(Data about app and page elements)
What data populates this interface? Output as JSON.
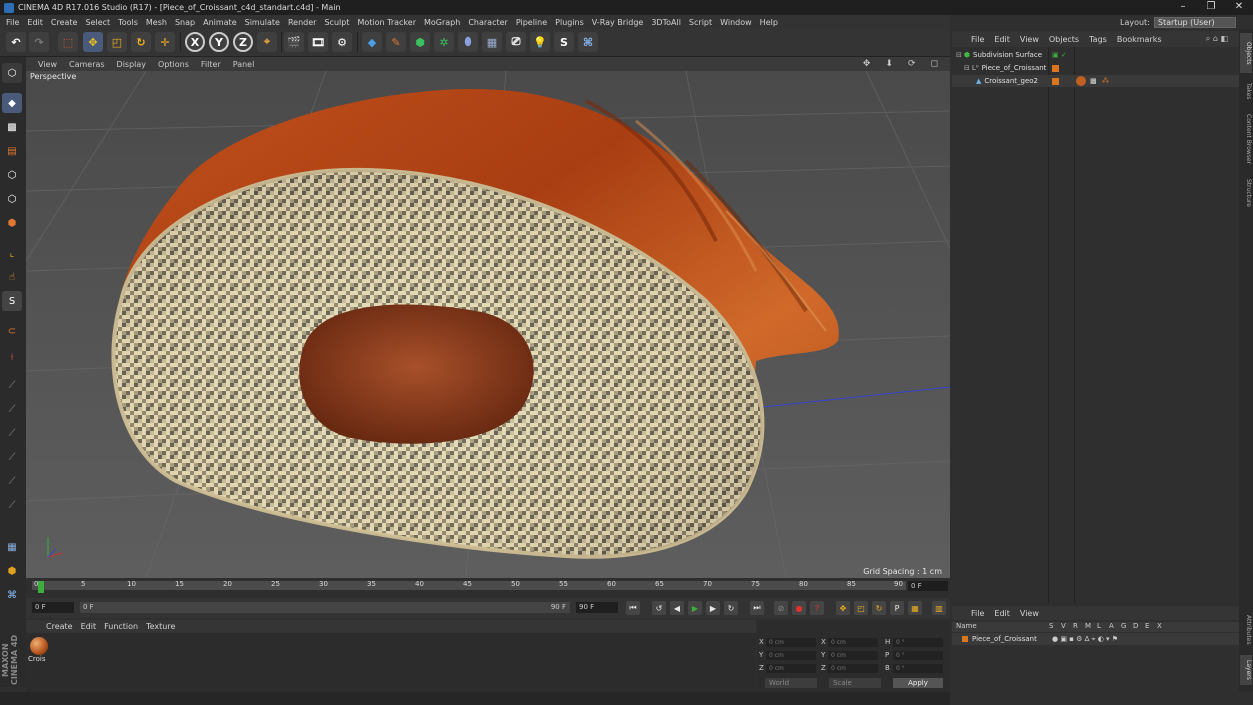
{
  "window": {
    "title": "CINEMA 4D R17.016 Studio (R17) - [Piece_of_Croissant_c4d_standart.c4d] - Main",
    "controls": [
      "–",
      "❐",
      "✕"
    ]
  },
  "menu": [
    "File",
    "Edit",
    "Create",
    "Select",
    "Tools",
    "Mesh",
    "Snap",
    "Animate",
    "Simulate",
    "Render",
    "Sculpt",
    "Motion Tracker",
    "MoGraph",
    "Character",
    "Pipeline",
    "Plugins",
    "V-Ray Bridge",
    "3DToAll",
    "Script",
    "Window",
    "Help"
  ],
  "layout": {
    "label": "Layout:",
    "value": "Startup (User)"
  },
  "toolbar": {
    "axis_buttons": [
      "X",
      "Y",
      "Z"
    ]
  },
  "viewport": {
    "menu": [
      "View",
      "Cameras",
      "Display",
      "Options",
      "Filter",
      "Panel"
    ],
    "camera_label": "Perspective",
    "grid_spacing": "Grid Spacing : 1 cm"
  },
  "timeline": {
    "ticks": [
      "0",
      "5",
      "10",
      "15",
      "20",
      "25",
      "30",
      "35",
      "40",
      "45",
      "50",
      "55",
      "60",
      "65",
      "70",
      "75",
      "80",
      "85",
      "90"
    ],
    "current_frame": "0 F"
  },
  "transport": {
    "start_field": "0 F",
    "slider_left": "0 F",
    "slider_right": "90 F",
    "end_field": "90 F"
  },
  "material_manager": {
    "menu": [
      "Create",
      "Edit",
      "Function",
      "Texture"
    ],
    "material_name": "Crois"
  },
  "coordinates": {
    "rows": [
      {
        "a": "X",
        "av": "0 cm",
        "b": "X",
        "bv": "0 cm",
        "c": "H",
        "cv": "0 °"
      },
      {
        "a": "Y",
        "av": "0 cm",
        "b": "Y",
        "bv": "0 cm",
        "c": "P",
        "cv": "0 °"
      },
      {
        "a": "Z",
        "av": "0 cm",
        "b": "Z",
        "bv": "0 cm",
        "c": "B",
        "cv": "0 °"
      }
    ],
    "mode": "World",
    "transform": "Scale",
    "apply_label": "Apply"
  },
  "brand": "MAXON CINEMA 4D",
  "object_manager": {
    "menu": [
      "File",
      "Edit",
      "View",
      "Objects",
      "Tags",
      "Bookmarks"
    ],
    "objects": [
      {
        "name": "Subdivision Surface",
        "color": "#3fb83f"
      },
      {
        "name": "Piece_of_Croissant",
        "color": "#bbbbbb"
      },
      {
        "name": "Croissant_geo2",
        "color": "#6fb0e6"
      }
    ]
  },
  "attributes": {
    "menu": [
      "File",
      "Edit",
      "View"
    ],
    "columns": [
      "Name",
      "S",
      "V",
      "R",
      "M",
      "L",
      "A",
      "G",
      "D",
      "E",
      "X"
    ],
    "row_name": "Piece_of_Croissant"
  },
  "right_tabs": [
    "Objects",
    "Takes",
    "Content Browser",
    "Structure",
    "Attributes",
    "Layers"
  ],
  "colors": {
    "accent": "#2c6fb8",
    "green": "#3cae3c",
    "orange": "#d9761e"
  }
}
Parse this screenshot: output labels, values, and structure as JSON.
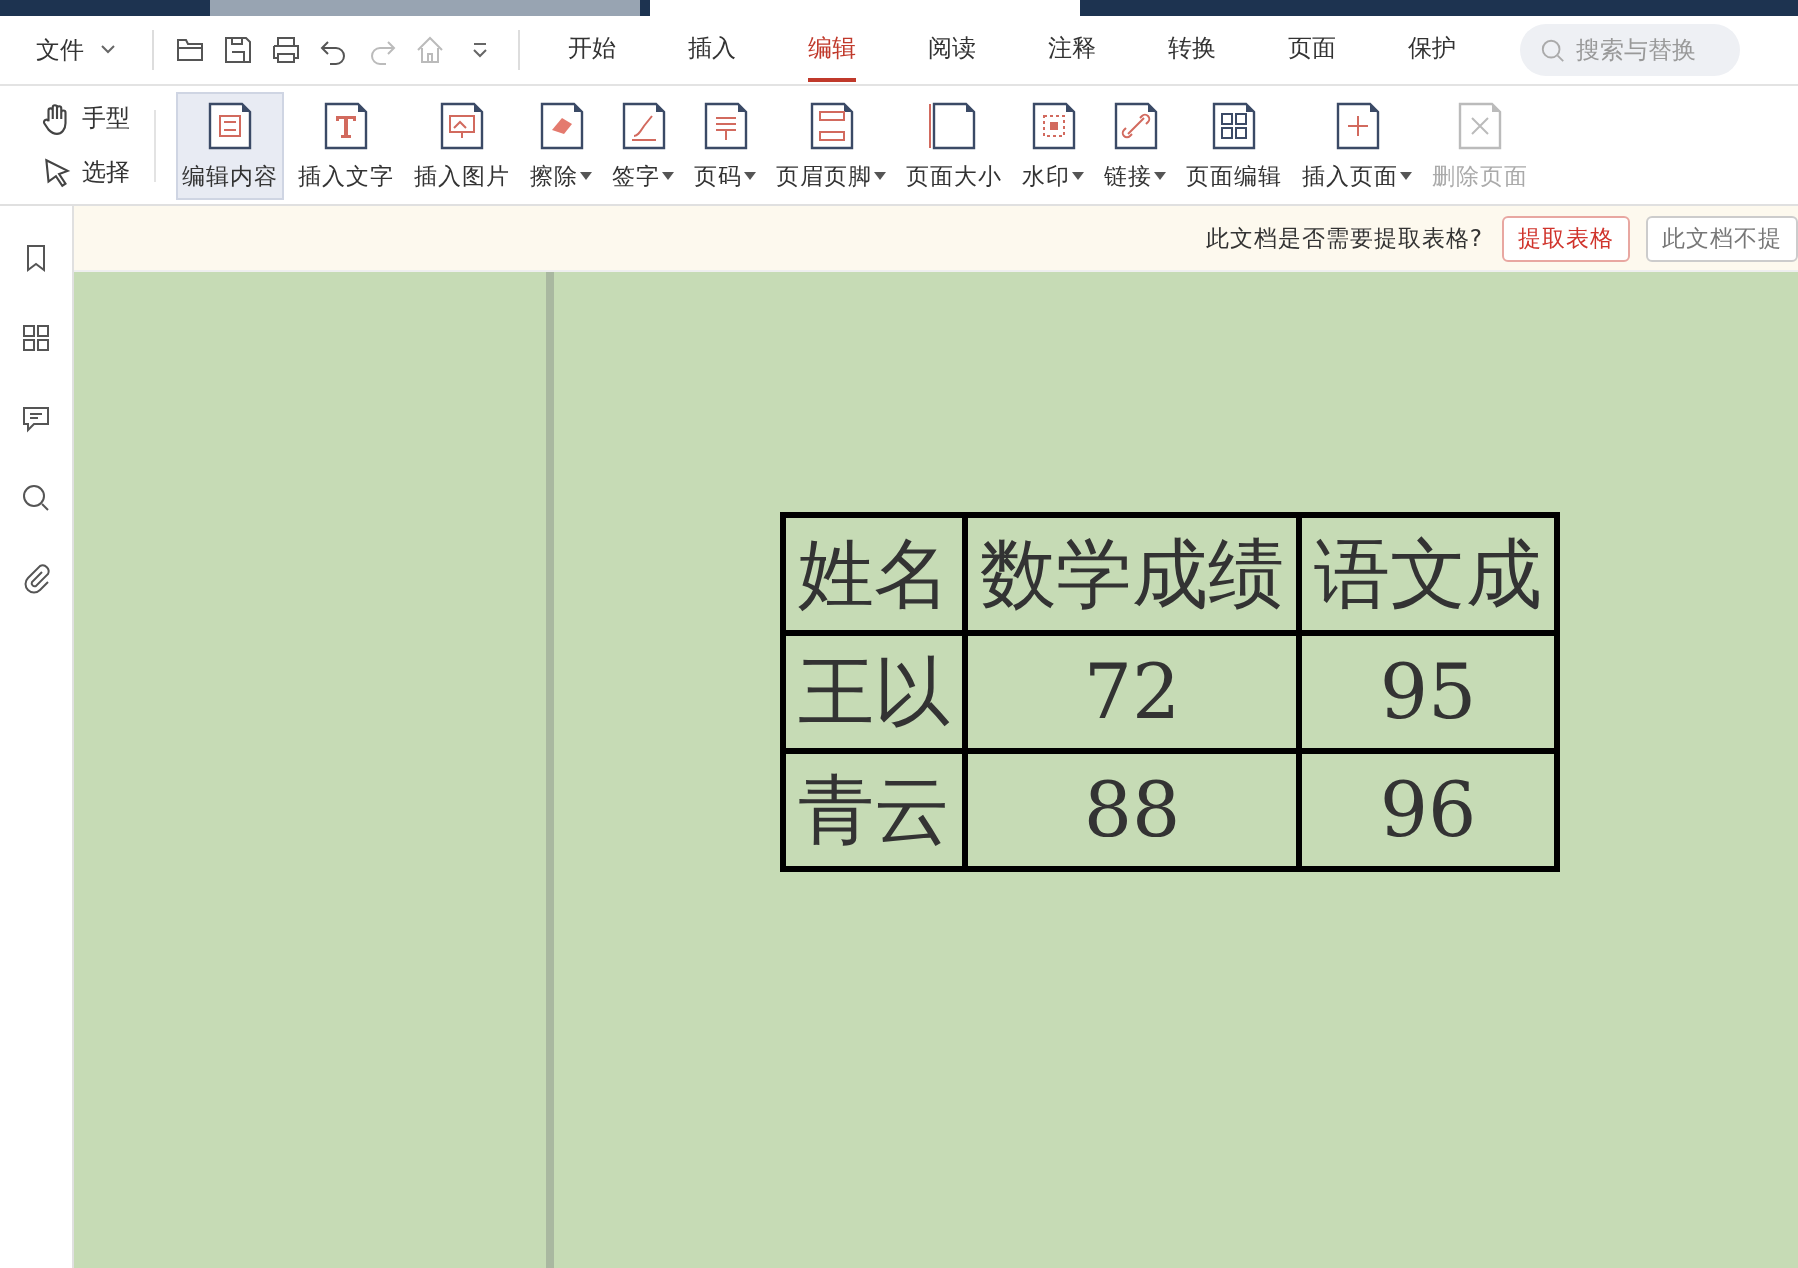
{
  "menu": {
    "file": "文件"
  },
  "tabs": [
    {
      "label": "开始",
      "selected": false
    },
    {
      "label": "插入",
      "selected": false
    },
    {
      "label": "编辑",
      "selected": true
    },
    {
      "label": "阅读",
      "selected": false
    },
    {
      "label": "注释",
      "selected": false
    },
    {
      "label": "转换",
      "selected": false
    },
    {
      "label": "页面",
      "selected": false
    },
    {
      "label": "保护",
      "selected": false
    }
  ],
  "search": {
    "placeholder": "搜索与替换"
  },
  "modes": [
    {
      "label": "手型"
    },
    {
      "label": "选择"
    }
  ],
  "tools": [
    {
      "label": "编辑内容",
      "selected": true,
      "dropdown": false,
      "disabled": false
    },
    {
      "label": "插入文字",
      "selected": false,
      "dropdown": false,
      "disabled": false
    },
    {
      "label": "插入图片",
      "selected": false,
      "dropdown": false,
      "disabled": false
    },
    {
      "label": "擦除",
      "selected": false,
      "dropdown": true,
      "disabled": false
    },
    {
      "label": "签字",
      "selected": false,
      "dropdown": true,
      "disabled": false
    },
    {
      "label": "页码",
      "selected": false,
      "dropdown": true,
      "disabled": false
    },
    {
      "label": "页眉页脚",
      "selected": false,
      "dropdown": true,
      "disabled": false
    },
    {
      "label": "页面大小",
      "selected": false,
      "dropdown": false,
      "disabled": false
    },
    {
      "label": "水印",
      "selected": false,
      "dropdown": true,
      "disabled": false
    },
    {
      "label": "链接",
      "selected": false,
      "dropdown": true,
      "disabled": false
    },
    {
      "label": "页面编辑",
      "selected": false,
      "dropdown": false,
      "disabled": false
    },
    {
      "label": "插入页面",
      "selected": false,
      "dropdown": true,
      "disabled": false
    },
    {
      "label": "删除页面",
      "selected": false,
      "dropdown": false,
      "disabled": true
    }
  ],
  "notice": {
    "text": "此文档是否需要提取表格?",
    "buttons": [
      {
        "label": "提取表格",
        "kind": "primary"
      },
      {
        "label": "此文档不提",
        "kind": "secondary"
      }
    ]
  },
  "table": {
    "rows": [
      [
        "姓名",
        "数学成绩",
        "语文成"
      ],
      [
        "王以",
        "72",
        "95"
      ],
      [
        "青云",
        "88",
        "96"
      ]
    ]
  }
}
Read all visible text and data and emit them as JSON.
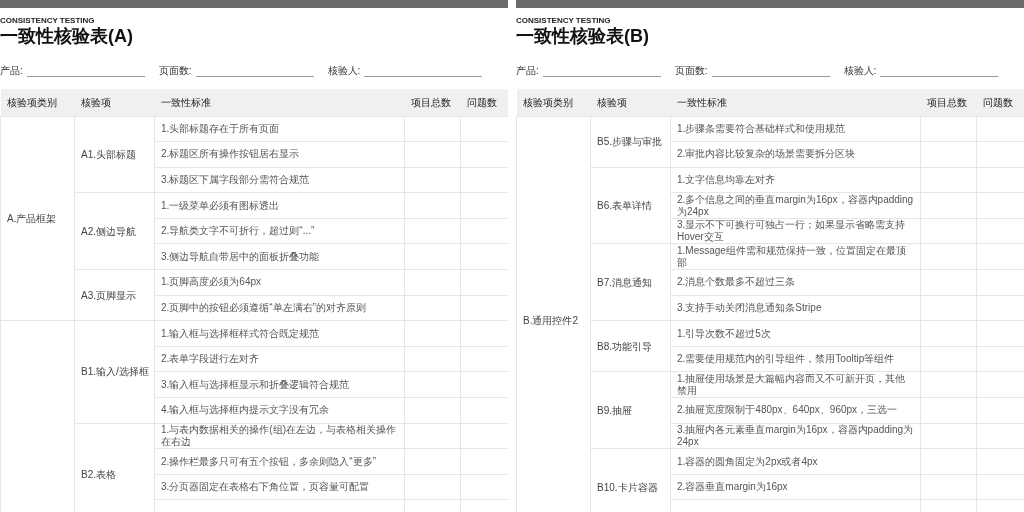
{
  "pages": [
    {
      "eyebrow": "CONSISTENCY TESTING",
      "title": "一致性核验表(A)",
      "fields": [
        {
          "label": "产品:"
        },
        {
          "label": "页面数:"
        },
        {
          "label": "核验人:"
        }
      ],
      "columns": [
        "核验项类别",
        "核验项",
        "一致性标准",
        "项目总数",
        "问题数"
      ],
      "categories": [
        {
          "name": "A.产品框架",
          "items": [
            {
              "name": "A1.头部标题",
              "criteria": [
                "1.头部标题存在于所有页面",
                "2.标题区所有操作按钮居右显示",
                "3.标题区下属字段部分需符合规范"
              ]
            },
            {
              "name": "A2.侧边导航",
              "criteria": [
                "1.一级菜单必须有图标透出",
                "2.导航类文字不可折行，超过则“...”",
                "3.侧边导航自带居中的面板折叠功能"
              ]
            },
            {
              "name": "A3.页脚显示",
              "criteria": [
                "1.页脚高度必须为64px",
                "2.页脚中的按钮必须遵循“单左满右”的对齐原则"
              ]
            }
          ]
        },
        {
          "items": [
            {
              "name": "B1.输入/选择框",
              "criteria": [
                "1.输入框与选择框样式符合既定规范",
                "2.表单字段进行左对齐",
                "3.输入框与选择框显示和折叠逻辑符合规范",
                "4.输入框与选择框内提示文字没有冗余"
              ]
            },
            {
              "name": "B2.表格",
              "criteria": [
                "1.与表内数据相关的操作(组)在左边，与表格相关操作在右边",
                "2.操作栏最多只可有五个按钮，多余则隐入“更多”",
                "3.分页器固定在表格右下角位置，页容量可配置"
              ]
            }
          ]
        }
      ]
    },
    {
      "eyebrow": "CONSISTENCY TESTING",
      "title": "一致性核验表(B)",
      "fields": [
        {
          "label": "产品:"
        },
        {
          "label": "页面数:"
        },
        {
          "label": "核验人:"
        }
      ],
      "columns": [
        "核验项类别",
        "核验项",
        "一致性标准",
        "项目总数",
        "问题数"
      ],
      "categories": [
        {
          "name": "B.通用控件2",
          "items": [
            {
              "name": "B5.步骤与审批",
              "criteria": [
                "1.步骤条需要符合基础样式和使用规范",
                "2.审批内容比较复杂的场景需要拆分区块"
              ]
            },
            {
              "name": "B6.表单详情",
              "criteria": [
                "1.文字信息均靠左对齐",
                "2.多个信息之间的垂直margin为16px，容器内padding为24px",
                "3.显示不下可换行可独占一行；如果显示省略需支持Hover交互"
              ]
            },
            {
              "name": "B7.消息通知",
              "criteria": [
                "1.Message组件需和规范保持一致，位置固定在最顶部",
                "2.消息个数最多不超过三条",
                "3.支持手动关闭消息通知条Stripe"
              ]
            },
            {
              "name": "B8.功能引导",
              "criteria": [
                "1.引导次数不超过5次",
                "2.需要使用规范内的引导组件，禁用Tooltip等组件"
              ]
            },
            {
              "name": "B9.抽屉",
              "criteria": [
                "1.抽屉使用场景是大篇幅内容而又不可新开页，其他禁用",
                "2.抽屉宽度限制于480px、640px、960px，三选一",
                "3.抽屉内各元素垂直margin为16px，容器内padding为24px"
              ]
            },
            {
              "name": "B10.卡片容器",
              "criteria": [
                "1.容器的圆角固定为2px或者4px",
                "2.容器垂直margin为16px"
              ]
            }
          ]
        }
      ]
    }
  ]
}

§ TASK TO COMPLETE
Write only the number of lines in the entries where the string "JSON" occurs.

§ COMPLETED TASK
3